━━━━━ Exercise data ━━━━━

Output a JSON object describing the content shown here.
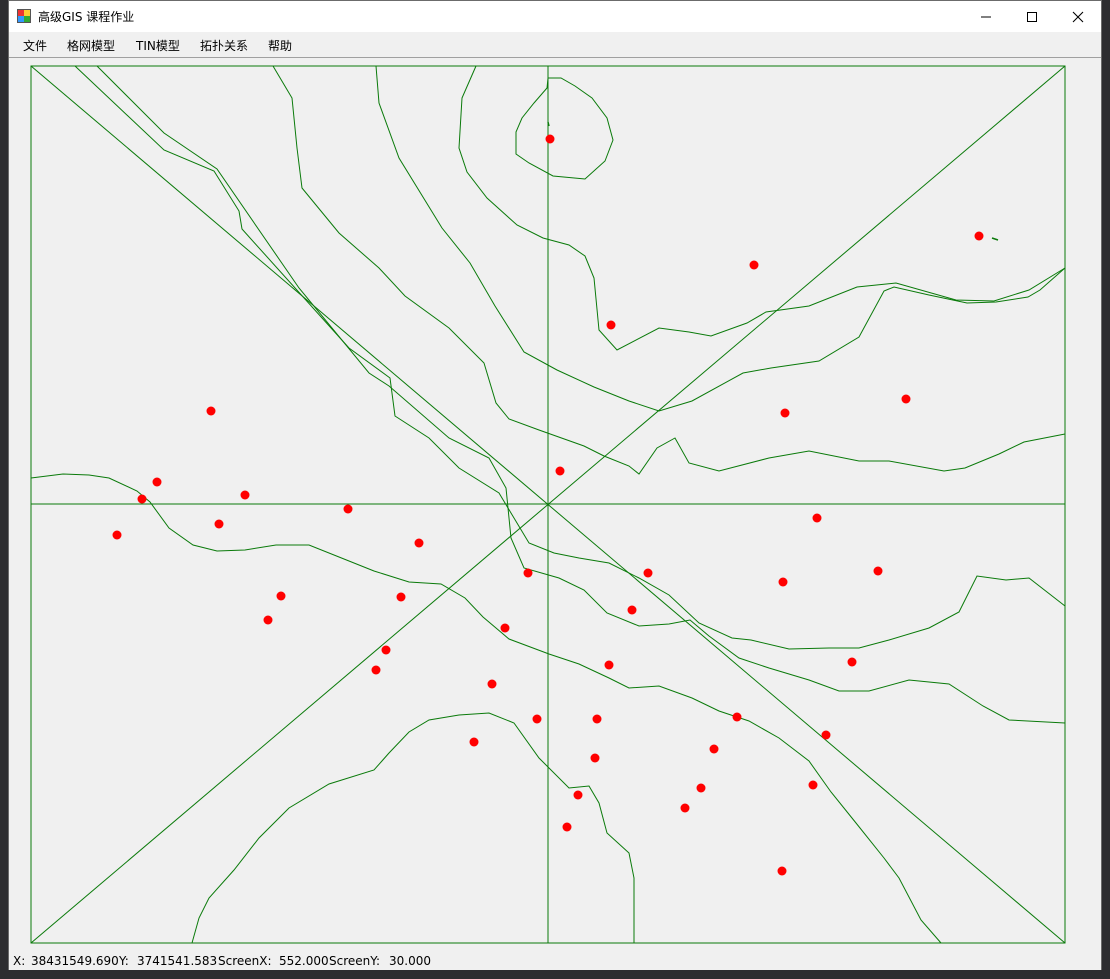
{
  "window": {
    "title": "高级GIS 课程作业"
  },
  "menu": {
    "items": [
      "文件",
      "格网模型",
      "TIN模型",
      "拓扑关系",
      "帮助"
    ]
  },
  "status": {
    "x_label": "X:",
    "x_value": "38431549.690",
    "y_label": "Y:",
    "y_value": "3741541.583",
    "sx_label": "ScreenX:",
    "sx_value": "552.000",
    "sy_label": "ScreenY:",
    "sy_value": "30.000"
  },
  "colors": {
    "line": "#0a7a0a",
    "point": "#ff0000",
    "frame": "#0a7a0a",
    "background": "#f0f0f0"
  }
}
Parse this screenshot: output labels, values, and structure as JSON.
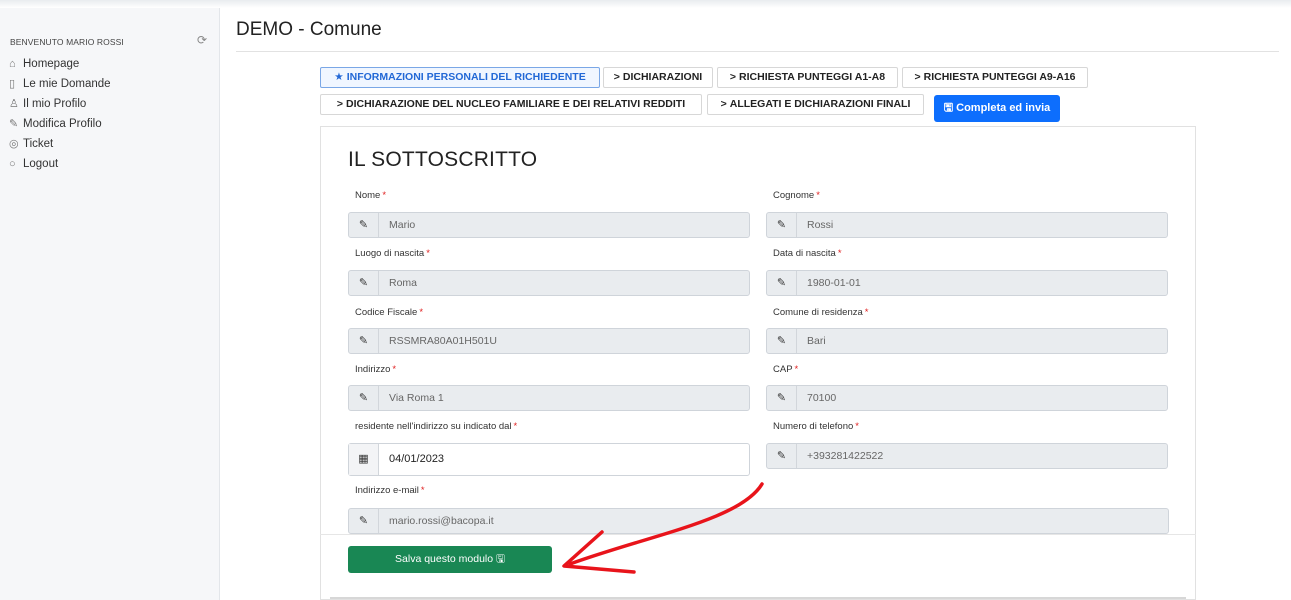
{
  "sidebar": {
    "welcome": "BENVENUTO MARIO ROSSI",
    "cloud_icon": "cloud-sync-icon",
    "items": [
      {
        "label": "Homepage",
        "icon": "home-icon"
      },
      {
        "label": "Le mie Domande",
        "icon": "map-icon"
      },
      {
        "label": "Il mio Profilo",
        "icon": "user-icon"
      },
      {
        "label": "Modifica Profilo",
        "icon": "edit-icon"
      },
      {
        "label": "Ticket",
        "icon": "compass-icon"
      },
      {
        "label": "Logout",
        "icon": "circle-icon"
      }
    ]
  },
  "header": {
    "title": "DEMO - Comune"
  },
  "tabs": [
    {
      "label": "INFORMAZIONI PERSONALI DEL RICHIEDENTE",
      "prefix": "★",
      "active": true
    },
    {
      "label": "DICHIARAZIONI",
      "prefix": ">"
    },
    {
      "label": "RICHIESTA PUNTEGGI A1-A8",
      "prefix": ">"
    },
    {
      "label": "RICHIESTA PUNTEGGI A9-A16",
      "prefix": ">"
    },
    {
      "label": "DICHIARAZIONE DEL NUCLEO FAMILIARE E DEI RELATIVI REDDITI",
      "prefix": ">"
    },
    {
      "label": "ALLEGATI E DICHIARAZIONI FINALI",
      "prefix": ">"
    }
  ],
  "complete_button": {
    "label": "Completa ed invia",
    "icon": "save-icon"
  },
  "form": {
    "title": "IL SOTTOSCRITTO",
    "required_mark": "*",
    "fields": {
      "nome": {
        "label": "Nome",
        "value": "Mario"
      },
      "cognome": {
        "label": "Cognome",
        "value": "Rossi"
      },
      "luogo": {
        "label": "Luogo di nascita",
        "value": "Roma"
      },
      "data": {
        "label": "Data di nascita",
        "value": "1980-01-01"
      },
      "cf": {
        "label": "Codice Fiscale",
        "value": "RSSMRA80A01H501U"
      },
      "comune": {
        "label": "Comune di residenza",
        "value": "Bari"
      },
      "indirizzo": {
        "label": "Indirizzo",
        "value": "Via Roma 1"
      },
      "cap": {
        "label": "CAP",
        "value": "70100"
      },
      "residente": {
        "label": "residente nell'indirizzo su indicato dal",
        "value": "04/01/2023"
      },
      "telefono": {
        "label": "Numero di telefono",
        "value": "+393281422522"
      },
      "email": {
        "label": "Indirizzo e-mail",
        "value": "mario.rossi@bacopa.it"
      }
    },
    "save_button": {
      "label": "Salva questo modulo",
      "icon": "save-icon"
    }
  },
  "colors": {
    "primary": "#0d6efd",
    "success": "#198754",
    "annotation": "#e8141b",
    "required": "#e02020"
  }
}
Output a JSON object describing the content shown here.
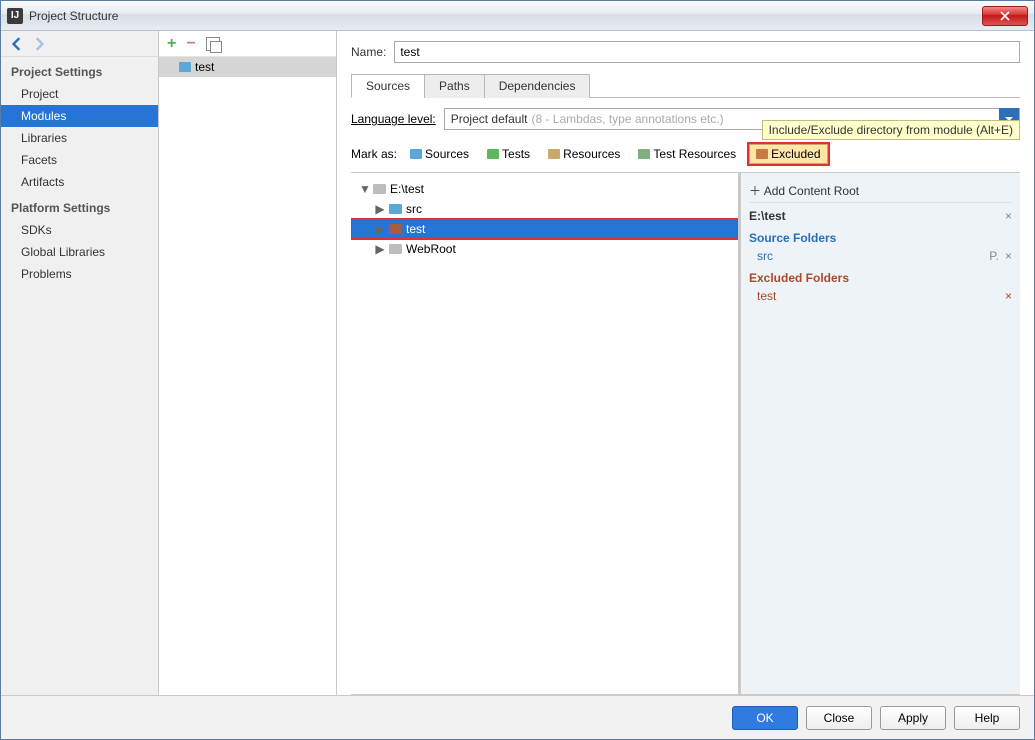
{
  "window": {
    "title": "Project Structure"
  },
  "sidebar": {
    "sections": [
      {
        "title": "Project Settings",
        "items": [
          "Project",
          "Modules",
          "Libraries",
          "Facets",
          "Artifacts"
        ],
        "selected": 1
      },
      {
        "title": "Platform Settings",
        "items": [
          "SDKs",
          "Global Libraries"
        ]
      },
      {
        "title": "",
        "items": [
          "Problems"
        ]
      }
    ]
  },
  "modules": {
    "items": [
      "test"
    ],
    "selected": 0
  },
  "form": {
    "name_label": "Name:",
    "name_value": "test"
  },
  "tabs": {
    "items": [
      "Sources",
      "Paths",
      "Dependencies"
    ],
    "active": 0
  },
  "language": {
    "label": "Language level:",
    "value": "Project default",
    "hint": "(8 - Lambdas, type annotations etc.)"
  },
  "mark": {
    "label": "Mark as:",
    "chips": [
      {
        "label": "Sources",
        "color": "#5aa8d8"
      },
      {
        "label": "Tests",
        "color": "#5cb85c"
      },
      {
        "label": "Resources",
        "color": "#c9a96b"
      },
      {
        "label": "Test Resources",
        "color": "#7fae7f"
      },
      {
        "label": "Excluded",
        "color": "#c97a42",
        "highlight": true
      }
    ],
    "tooltip": "Include/Exclude directory from module (Alt+E)"
  },
  "tree": {
    "root": "E:\\test",
    "children": [
      {
        "label": "src",
        "type": "blue"
      },
      {
        "label": "test",
        "type": "brown",
        "selected": true,
        "highlight": true
      },
      {
        "label": "WebRoot",
        "type": "gray"
      }
    ]
  },
  "right": {
    "add_root": "Add Content Root",
    "root": "E:\\test",
    "source_head": "Source Folders",
    "sources": [
      "src"
    ],
    "excluded_head": "Excluded Folders",
    "excluded": [
      "test"
    ]
  },
  "footer": {
    "ok": "OK",
    "close": "Close",
    "apply": "Apply",
    "help": "Help"
  }
}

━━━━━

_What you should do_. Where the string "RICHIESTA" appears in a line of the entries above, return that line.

_Completed exercise_.
      "label": "RICHIESTA PUNTEGGI A1-A8",
      "label": "RICHIESTA PUNTEGGI A9-A16",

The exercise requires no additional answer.